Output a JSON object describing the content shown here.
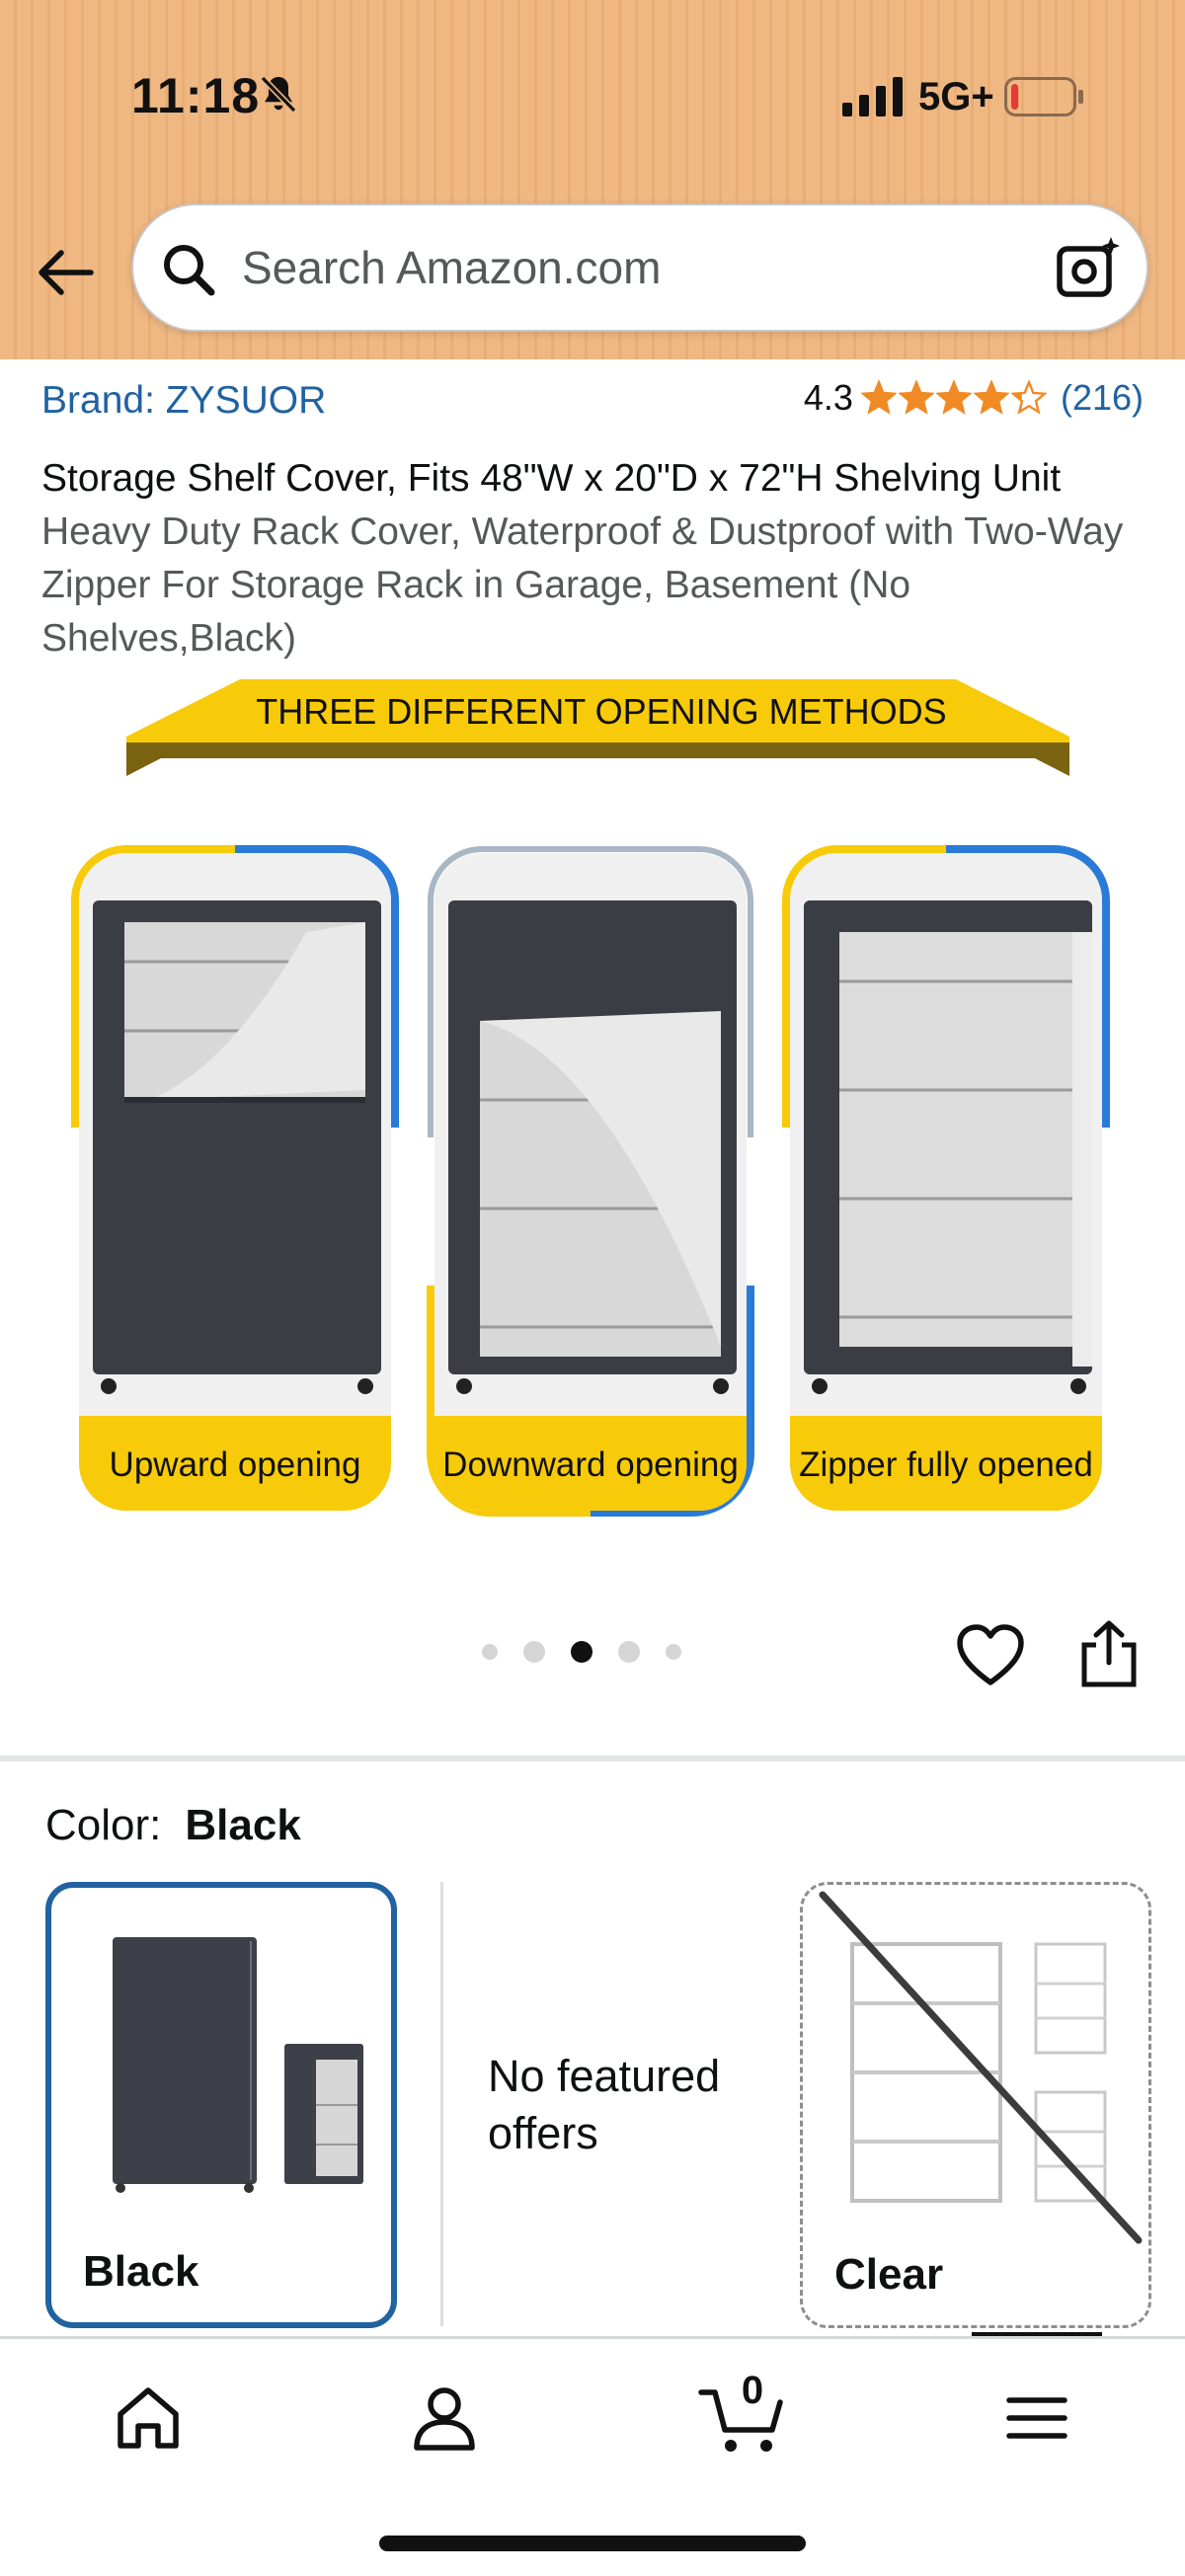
{
  "status_bar": {
    "time": "11:18",
    "network": "5G+",
    "battery_level": 0.12
  },
  "search": {
    "placeholder": "Search Amazon.com"
  },
  "product": {
    "brand": "Brand: ZYSUOR",
    "rating": "4.3",
    "stars": 4.3,
    "rating_count": "(216)",
    "title_main": "Storage Shelf Cover, Fits 48\"W x 20\"D x 72\"H Shelving Unit",
    "title_rest": "Heavy Duty Rack Cover, Waterproof & Dustproof with Two-Way Zipper For Storage Rack in Garage, Basement (No Shelves,Black)"
  },
  "image": {
    "banner_text": "THREE DIFFERENT OPENING METHODS",
    "panels": [
      {
        "label": "Upward opening"
      },
      {
        "label": "Downward opening"
      },
      {
        "label": "Zipper fully opened"
      }
    ],
    "current_index": 3,
    "total": 5
  },
  "variation": {
    "color_label": "Color:",
    "selected_color": "Black",
    "options": [
      {
        "label": "Black"
      },
      {
        "label": "Clear"
      }
    ],
    "no_offers": "No featured offers"
  },
  "nav": {
    "cart_count": "0"
  },
  "colors": {
    "header": "#efb883",
    "link": "#2162a1",
    "star": "#f08a24",
    "banner": "#f7cb0a"
  }
}
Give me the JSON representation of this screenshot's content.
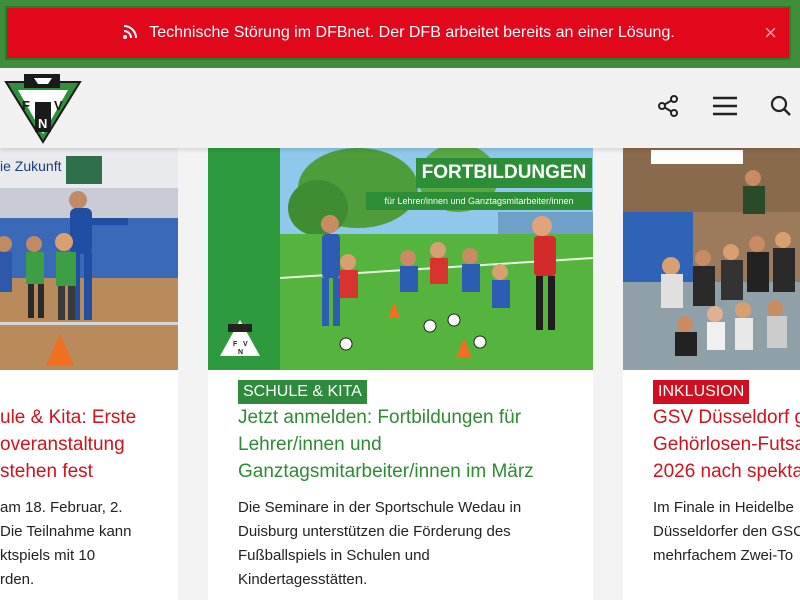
{
  "alert": {
    "message": "Technische Störung im DFBnet. Der DFB arbeitet bereits an einer Lösung.",
    "close_label": "×",
    "icon": "rss-icon"
  },
  "header": {
    "logo_letters": [
      "F",
      "V",
      "N"
    ],
    "icons": [
      "share-icon",
      "menu-icon",
      "search-icon"
    ]
  },
  "cards": [
    {
      "image_caption": "ie Zukunft",
      "badge": "",
      "title_lines": [
        "ule & Kita: Erste",
        "overanstaltung",
        "stehen fest"
      ],
      "desc_lines": [
        "am 18. Februar, 2.",
        "Die Teilnahme kann",
        "ktspiels mit 10",
        "rden."
      ]
    },
    {
      "image_title": "FORTBILDUNGEN",
      "image_subtitle": "für Lehrer/innen und Ganztagsmitarbeiter/innen",
      "badge": "SCHULE & KITA",
      "title_lines": [
        "Jetzt anmelden: Fortbildungen für",
        "Lehrer/innen und",
        "Ganztagsmitarbeiter/innen im März"
      ],
      "desc_lines": [
        "Die Seminare in der Sportschule Wedau in",
        "Duisburg unterstützen die Förderung des",
        "Fußballspiels in Schulen und",
        "Kindertagesstätten."
      ]
    },
    {
      "badge": "INKLUSION",
      "title_lines": [
        "GSV Düsseldorf g",
        "Gehörlosen-Futsa",
        "2026 nach spekta"
      ],
      "desc_lines": [
        "Im Finale in Heidelbe",
        "Düsseldorfer den GSC",
        "mehrfachem Zwei-To"
      ]
    }
  ],
  "colors": {
    "alert_red": "#e2081c",
    "brand_green": "#2e8b3b",
    "title_red": "#d0121b",
    "badge_red": "#cf1020",
    "title_green": "#2f8a35"
  }
}
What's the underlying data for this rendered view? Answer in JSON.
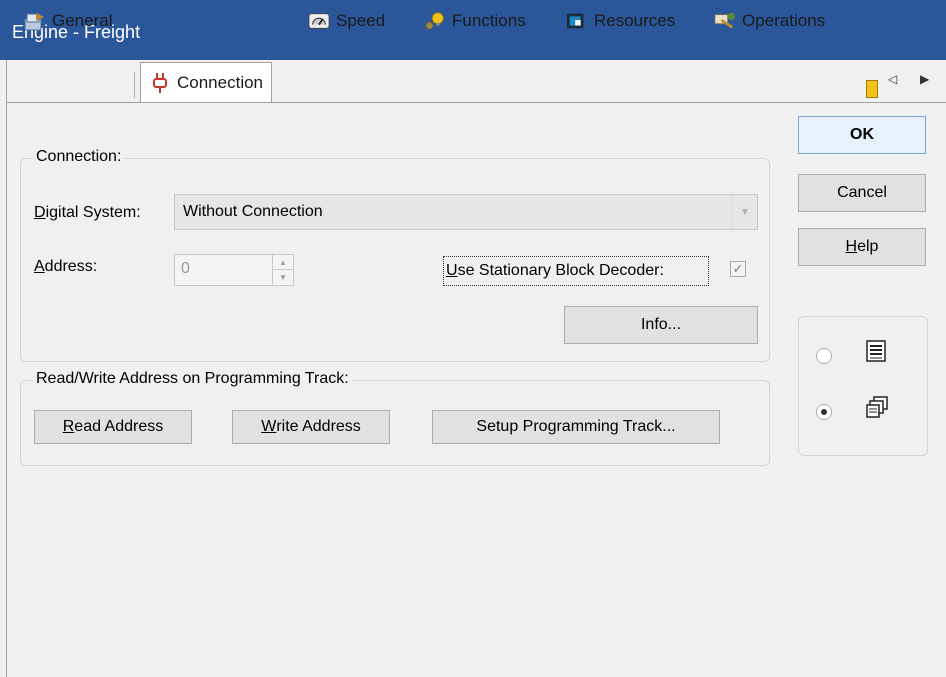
{
  "window": {
    "title": "Engine - Freight"
  },
  "tabs": [
    {
      "label": "General",
      "icon": "general-icon"
    },
    {
      "label": "Connection",
      "icon": "plug-icon"
    },
    {
      "label": "Speed",
      "icon": "speedometer-icon"
    },
    {
      "label": "Functions",
      "icon": "functions-icon"
    },
    {
      "label": "Resources",
      "icon": "resources-icon"
    },
    {
      "label": "Operations",
      "icon": "operations-icon"
    }
  ],
  "connection": {
    "legend": "Connection:",
    "digital_system_label": "Digital System:",
    "digital_system_value": "Without Connection",
    "address_label": "Address:",
    "address_value": "0",
    "stationary_label": "Use Stationary Block Decoder:",
    "stationary_checked": true,
    "info_button": "Info..."
  },
  "programming": {
    "legend": "Read/Write Address on Programming Track:",
    "read_button": "Read Address",
    "write_button": "Write Address",
    "setup_button": "Setup Programming Track..."
  },
  "actions": {
    "ok": "OK",
    "cancel": "Cancel",
    "help": "Help"
  },
  "view_options": [
    {
      "icon": "list-view-icon",
      "selected": false
    },
    {
      "icon": "multi-window-icon",
      "selected": true
    }
  ],
  "colors": {
    "titlebar": "#2b579a",
    "default_button": "#e5f1fb"
  }
}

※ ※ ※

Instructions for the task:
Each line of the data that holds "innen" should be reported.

Exercise response:
      "image_subtitle": "für Lehrer/innen und Ganztagsmitarbeiter/innen",
        "Lehrer/innen und",
        "Ganztagsmitarbeiter/innen im März"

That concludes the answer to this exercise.